Even though its decor is so imposing, the Splendide looks very fresh. That’s because it’s more or less on constant renovation: a team of local artisans is always working at fixing, improving, painting and renewing whatever might need it.
When I entered the hotel lounge I expected to find a fading detail or something ageing – it’s something I almost invariably notice in places with a certain history. I challenge you to find such a fault at the Splendide; it looks like it opened yesterday.
The hotel had only 5 General Managers in 130 years of history. I think that says a lot.
At the Splendide, you won’t feel like in a big international hotel of a globalised world – you will feel in Ticino. Moreover, the place is adapting to your unique needs. One member of the staff told me that even the same person needs very different things, if on holiday or on business. Service is discreet, but definitely tailor made.
The eco spirit is authentic. Not only there’s a program of sustainability that increasingly cut costs, but with the saved money, a farm that houses six families has been built in Kenya (in Langobaya, near Malindi)
The lucky conditions of a blessed territory and the impressive tradition of a place that was always a favourite of the rich, today are not enough anymore. The modern traveler is spoiled for choice and standards have become extremely high.
At the Splendide, the difference is made by people. The hotel is privately owned (by the Naldi family), and the staff is working with passion and vision. A team that made me feel home, and will probably make you feel home too.
A scenic boat trip on the Lugano lake offers views at every corner. About two thirds of the territory is Swiss, the rest is Italian, so one can choose from very different itineraries and boats, ranging from a modern ferry to a classic, wooden boat. For a really fun trip, hire a pedalo: They are great exercise and have a deliciously retro design. A well deserved gelato can be a great idea after the effort!
When I go to Lugano, I always meet someone I know in Piazza della Riforma – basically a meeting point for locals and a favourite spot for coffee or snacks. This beautiful square in the centre of the town is surrounded by neoclassical buildings and hosts many important events, concerts, and festivals, especially during the summer season.
From there, you can walk to different alleys with pretty arches and pillars, and enjoy Via Nassa, the famous shopping destination known for its high-end shops.

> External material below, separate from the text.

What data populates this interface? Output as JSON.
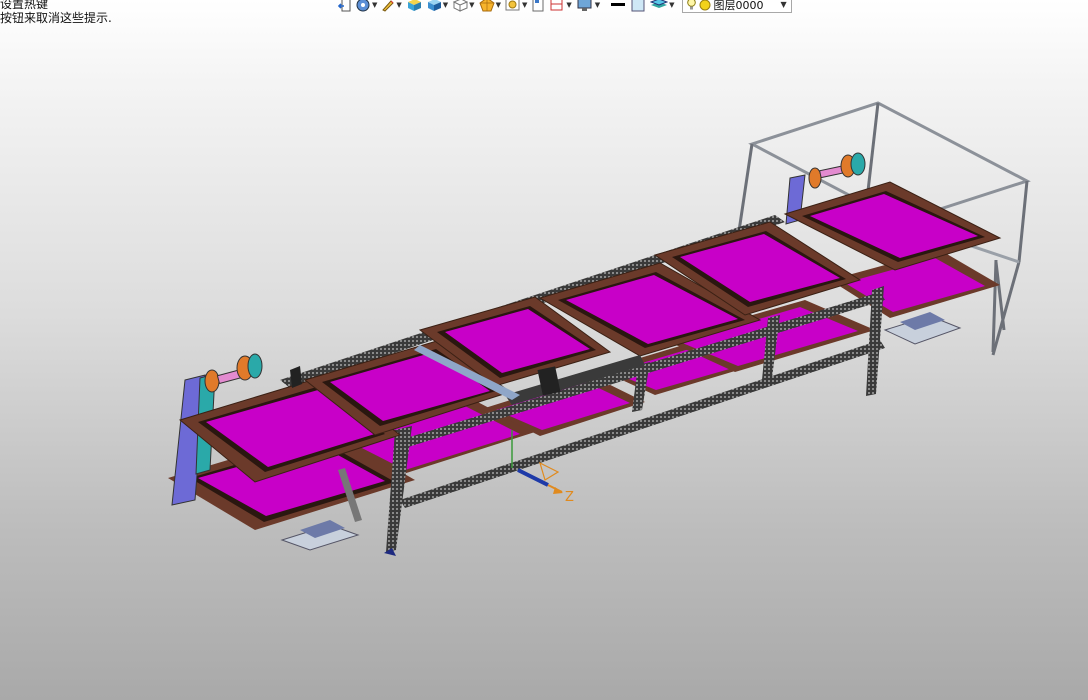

A picturesque arch marks the beginning of the prettiest walk in Ticino – the Gandria trail. From there, one can choose to walk towards the village, or go to Parco degli Ulivi, located on the slopes of Monte Bré, that benefits from a mild climate even during the winter, thanks to its southern exposure and protection from the winds.

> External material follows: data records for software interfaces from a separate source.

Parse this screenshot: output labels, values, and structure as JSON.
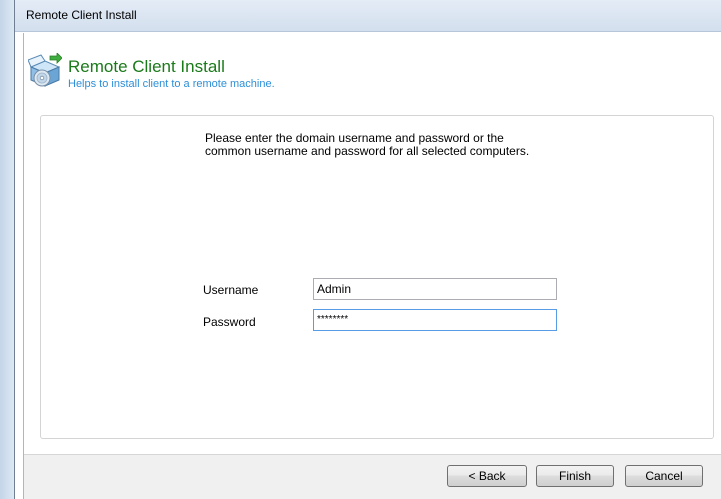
{
  "window": {
    "title": "Remote Client Install"
  },
  "header": {
    "title": "Remote Client Install",
    "subtitle": "Helps to install client to a remote machine.",
    "icon": "install-wizard-icon"
  },
  "form": {
    "instructions_line1": "Please enter the domain username and password or the",
    "instructions_line2": "common username and password for all selected computers.",
    "username_label": "Username",
    "username_value": "Admin",
    "password_label": "Password",
    "password_value": "********"
  },
  "buttons": {
    "back": "< Back",
    "finish": "Finish",
    "cancel": "Cancel"
  },
  "colors": {
    "header_title": "#1a7a1a",
    "header_subtitle": "#2d8fd8",
    "focus_border": "#569de5"
  }
}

Take your time to enjoy the little alleys, the houses mirroring in the water, the blooming flowers, the lake, and mountains views.
Ticino means palm trees, lakes, and … mountains, of course! Monte Bré and Monte San Salvatore are the two major sightseeing spots near Lugano. I pick Monte Bré as my favourite because I love its pretty, steep red cable car, that takes you from Lugano to the unspoiled summit at 933 m above sea level.
The breathtaking view stretches as far as Monte Rosa, the Alps and, of course, the gulf of Lugano. There are routes for any level of walking, hiking and mountain biking. Two restaurants and a museum complete the offer.
The LAC is Lugano’s bubbly cultural hub, designed … per tutti (for everybody)! It is worth a visit even just for its iconic architecture, where indoor and outdoor merge, and one has almost the impression of flying over the lake. Art, photography, music, talks, free events, opera, and crazy installations are offered year round. Even if you are not interested in the exhibitions, just walk in as the LAC were an ordinary street, or enjoy a coffee in its lively cafe. More about The Lac
words by Beatrice Lessi